A monospecific drug, a drug that either raises or lowers a measurable, is difficult to make work. It cannot restore proper regulation and in an emergency it can be a real obstacle. A bispecific drug, one that ordinarily raises a measurable when it is too low and lowers the measurable when it is too high, is clearly preferred over the monospecific drug, and a trispecific drug that can also respond appropriately to an emergency situation would be still more preferred.
But that is just the tip of the iceberg. Consider how the body reads signals: as a rule, it is integrating various signals and checking for consistency. A pathway that was triggered by consistent signals is followed and does not reverse when there are inconsistent signals.
Imagine trying to create a drug that promotes autophagy in a person who is a complete stranger to fasting, a person who lives to eat, a gourmand, a person who never lets himself experience hunger.

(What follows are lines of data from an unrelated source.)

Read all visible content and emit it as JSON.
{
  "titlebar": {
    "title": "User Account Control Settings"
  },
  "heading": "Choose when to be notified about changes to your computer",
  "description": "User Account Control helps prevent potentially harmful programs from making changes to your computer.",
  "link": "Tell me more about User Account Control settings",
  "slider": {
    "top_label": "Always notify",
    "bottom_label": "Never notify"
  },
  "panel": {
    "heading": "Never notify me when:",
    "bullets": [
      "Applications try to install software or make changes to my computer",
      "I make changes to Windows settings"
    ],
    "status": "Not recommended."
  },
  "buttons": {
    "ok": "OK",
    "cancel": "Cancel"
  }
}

The body reads multiple signals to determine when to step up the running of its autophagy programs. One is surely mTORC1 signaling, which is already integrating multiple signals and other is surely the absence of AMPK signaling. The former is integrating many signals indicating the abundance of energy and key nutrients and the latter is signaling the same by saying that just the opposite signal is absent. Any drug that is attempting to trigger an acceleration in autophagy in a chronically overfed person, where mTORC1 signaling is strong and AMPK signaling is non-existent, is going to run straight into a brick wall. If the monospecific drug works, it is going to have bizarre side effects. Most likely, it simply will not work. The body’s metabolism will remain the degenerative metabolism of the overfed state until fasting throws consistently opposite signals.